Self-rated health status and healthcare services utilization are important indicators to evaluate the performance of health system. In disadvantaged areas, however, little is known about the access and outcomes of health care services. This study aimed to assess health-related quality of life (HRQOL), health status and healthcare access and utilization of residents in mountainous and remote areas in Vietnam.
A cross-sectional study was conducted in a convenient sample of residents in two provinces of Vietnam. Information about socio-economic, health status, HRQOL, healthcare seeking and services utilization were interviewed. EuroQol - 5 Dimensions - 5 Levels (EQ-5D-5 L) was used to measure HRQOL.
Of 200 respondents, mean age was 44.9 (SD = 13.9), 38.0 % were male. One third reported having any problem in Mobility, Usual activities, Pain or Discomfort, Anxiety or Depression. Women tended to suffer more problems in Pain/Discomfort and Anxiety/Depression and lower overall HRQOL than men. Over 90 % of respondents reported at least one health problem. Flu, cold and headache were the most commonly reported symptoms (41.5 %). Most of people preferred community health center when they had illness (96.0 %). Only 18.5 % people used traditional healers with the average of 5.8 times per year. Ethnicity, households' expenditure, illness and morbidity status, difficulty in accessing health care services were related to HRQOL.; Meanwhile, socioeconomic status, health problems, quality of services, and distances were associated with access to healthcare and traditional medicine services.

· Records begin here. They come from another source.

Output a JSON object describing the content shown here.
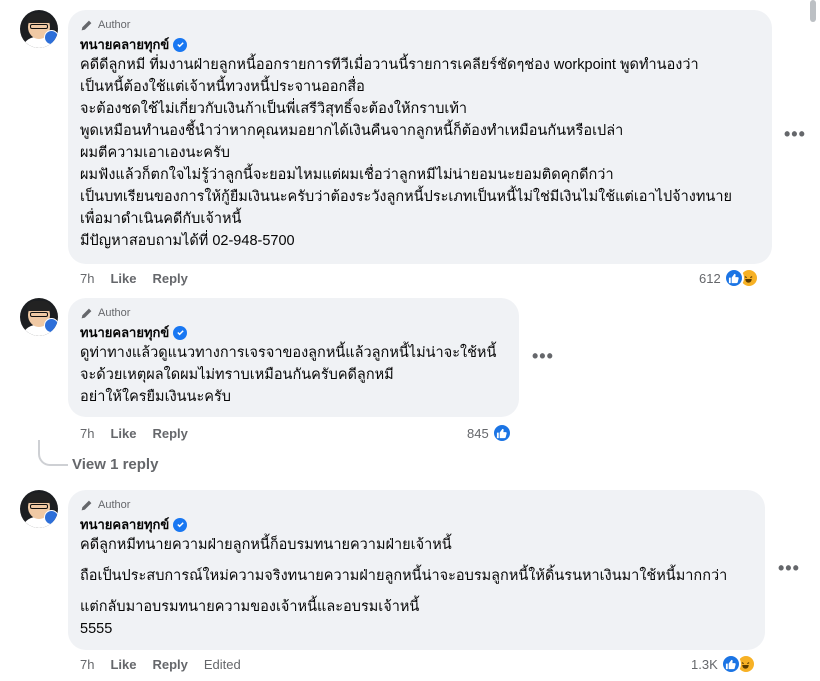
{
  "comments": [
    {
      "author_badge": "Author",
      "name": "ทนายคลายทุกข์",
      "lines": [
        "คดีดีลูกหมี ที่มงานฝ่ายลูกหนี้ออกรายการทีวีเมื่อวานนี้รายการเคลียร์ชัดๆช่อง workpoint พูดทำนองว่า",
        "เป็นหนี้ต้องใช้แต่เจ้าหนี้ทวงหนี้ประจานออกสื่อ",
        "จะต้องชดใช้ไม่เกี่ยวกับเงินก้าเป็นพี่เสรีวิสุทธิ์จะต้องให้กราบเท้า",
        "พูดเหมือนทำนองชี้นำว่าหากคุณหมอยากได้เงินคืนจากลูกหนี้ก็ต้องทำเหมือนกันหรือเปล่า",
        "ผมตีความเอาเองนะครับ",
        "ผมฟังแล้วก็ตกใจไม่รู้ว่าลูกนี้จะยอมไหมแต่ผมเชื่อว่าลูกหมีไม่น่ายอมนะยอมติดคุกดีกว่า",
        "เป็นบทเรียนของการให้กู้ยืมเงินนะครับว่าต้องระวังลูกหนี้ประเภทเป็นหนี้ไม่ใช่มีเงินไม่ใช้แต่เอาไปจ้างทนาย",
        "เพื่อมาดำเนินคดีกับเจ้าหนี้",
        "มีปัญหาสอบถามได้ที่ 02-948-5700"
      ],
      "time": "7h",
      "like": "Like",
      "reply": "Reply",
      "reactions": "612"
    },
    {
      "author_badge": "Author",
      "name": "ทนายคลายทุกข์",
      "lines": [
        "ดูท่าทางแล้วดูแนวทางการเจรจาของลูกหนี้แล้วลูกหนี้ไม่น่าจะใช้หนี้",
        "จะด้วยเหตุผลใดผมไม่ทราบเหมือนกันครับคดีลูกหมี",
        "อย่าให้ใครยืมเงินนะครับ"
      ],
      "time": "7h",
      "like": "Like",
      "reply": "Reply",
      "reactions": "845",
      "view_replies": "View 1 reply"
    },
    {
      "author_badge": "Author",
      "name": "ทนายคลายทุกข์",
      "lines": [
        "คดีลูกหมีทนายความฝ่ายลูกหนี้ก็อบรมทนายความฝ่ายเจ้าหนี้",
        "ถือเป็นประสบการณ์ใหม่ความจริงทนายความฝ่ายลูกหนี้น่าจะอบรมลูกหนี้ให้ดิ้นรนหาเงินมาใช้หนี้มากกว่า",
        "แต่กลับมาอบรมทนายความของเจ้าหนี้และอบรมเจ้าหนี้",
        "5555"
      ],
      "time": "7h",
      "like": "Like",
      "reply": "Reply",
      "edited": "Edited",
      "reactions": "1.3K"
    }
  ],
  "colors": {
    "bubble": "#f0f2f5",
    "verified": "#1877f2",
    "like_reaction": "#1b74e4",
    "haha_reaction": "#f7b125",
    "meta_text": "#65676b"
  },
  "icons": [
    "pencil-icon",
    "verified-icon",
    "like-reaction-icon",
    "haha-reaction-icon",
    "more-options-icon"
  ]
}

Residents in difficult-to-reach areas had high prevalence of health problems and experienced social and structural barriers of healthcare services access. It is necessary to improve the availability and quality of healthcare and traditional medicine services to improve the health status of disadvantaged people.